* _Records shown_

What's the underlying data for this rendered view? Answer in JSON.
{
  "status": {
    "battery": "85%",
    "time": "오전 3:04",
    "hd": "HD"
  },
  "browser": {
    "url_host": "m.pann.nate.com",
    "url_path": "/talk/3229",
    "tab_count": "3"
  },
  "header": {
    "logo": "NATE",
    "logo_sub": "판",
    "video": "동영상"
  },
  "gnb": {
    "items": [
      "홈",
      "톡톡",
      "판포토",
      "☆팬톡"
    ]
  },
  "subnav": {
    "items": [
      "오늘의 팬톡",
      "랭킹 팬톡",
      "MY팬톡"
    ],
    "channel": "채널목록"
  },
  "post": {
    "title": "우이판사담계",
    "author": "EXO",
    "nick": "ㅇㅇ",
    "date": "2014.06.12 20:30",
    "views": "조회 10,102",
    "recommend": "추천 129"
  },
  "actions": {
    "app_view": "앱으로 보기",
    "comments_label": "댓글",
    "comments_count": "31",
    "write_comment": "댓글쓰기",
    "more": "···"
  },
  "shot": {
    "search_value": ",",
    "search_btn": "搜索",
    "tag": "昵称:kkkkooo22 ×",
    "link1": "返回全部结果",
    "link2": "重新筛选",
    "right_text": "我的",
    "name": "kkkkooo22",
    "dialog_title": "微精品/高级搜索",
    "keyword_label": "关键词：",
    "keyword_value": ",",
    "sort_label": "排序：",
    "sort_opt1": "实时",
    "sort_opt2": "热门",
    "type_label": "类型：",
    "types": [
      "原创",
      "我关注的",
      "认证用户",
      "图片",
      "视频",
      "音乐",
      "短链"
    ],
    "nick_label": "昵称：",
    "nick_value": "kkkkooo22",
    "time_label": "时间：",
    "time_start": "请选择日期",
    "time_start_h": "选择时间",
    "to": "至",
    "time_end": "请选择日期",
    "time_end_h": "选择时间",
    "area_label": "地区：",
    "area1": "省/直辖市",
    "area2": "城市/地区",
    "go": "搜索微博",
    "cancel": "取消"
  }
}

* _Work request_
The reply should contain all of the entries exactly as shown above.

* _Solution for this task_
What's the underlying data for this rendered view? Answer in JSON.
{
  "status": {
    "battery": "85%",
    "time": "오전 3:04",
    "hd": "HD"
  },
  "browser": {
    "url_host": "m.pann.nate.com",
    "url_path": "/talk/3229",
    "tab_count": "3"
  },
  "header": {
    "logo": "NATE",
    "logo_sub": "판",
    "video": "동영상"
  },
  "gnb": {
    "items": [
      "홈",
      "톡톡",
      "판포토",
      "☆팬톡"
    ]
  },
  "subnav": {
    "items": [
      "오늘의 팬톡",
      "랭킹 팬톡",
      "MY팬톡"
    ],
    "channel": "채널목록"
  },
  "post": {
    "title": "우이판사담계",
    "author": "EXO",
    "nick": "ㅇㅇ",
    "date": "2014.06.12 20:30",
    "views": "조회 10,102",
    "recommend": "추천 129"
  },
  "actions": {
    "app_view": "앱으로 보기",
    "comments_label": "댓글",
    "comments_count": "31",
    "write_comment": "댓글쓰기",
    "more": "···"
  },
  "shot": {
    "search_value": ",",
    "search_btn": "搜索",
    "tag": "昵称:kkkkooo22 ×",
    "link1": "返回全部结果",
    "link2": "重新筛选",
    "right_text": "我的",
    "name": "kkkkooo22",
    "dialog_title": "微精品/高级搜索",
    "keyword_label": "关键词：",
    "keyword_value": ",",
    "sort_label": "排序：",
    "sort_opt1": "实时",
    "sort_opt2": "热门",
    "type_label": "类型：",
    "types": [
      "原创",
      "我关注的",
      "认证用户",
      "图片",
      "视频",
      "音乐",
      "短链"
    ],
    "nick_label": "昵称：",
    "nick_value": "kkkkooo22",
    "time_label": "时间：",
    "time_start": "请选择日期",
    "time_start_h": "选择时间",
    "to": "至",
    "time_end": "请选择日期",
    "time_end_h": "选择时间",
    "area_label": "地区：",
    "area1": "省/直辖市",
    "area2": "城市/地区",
    "go": "搜索微博",
    "cancel": "取消"
  }
}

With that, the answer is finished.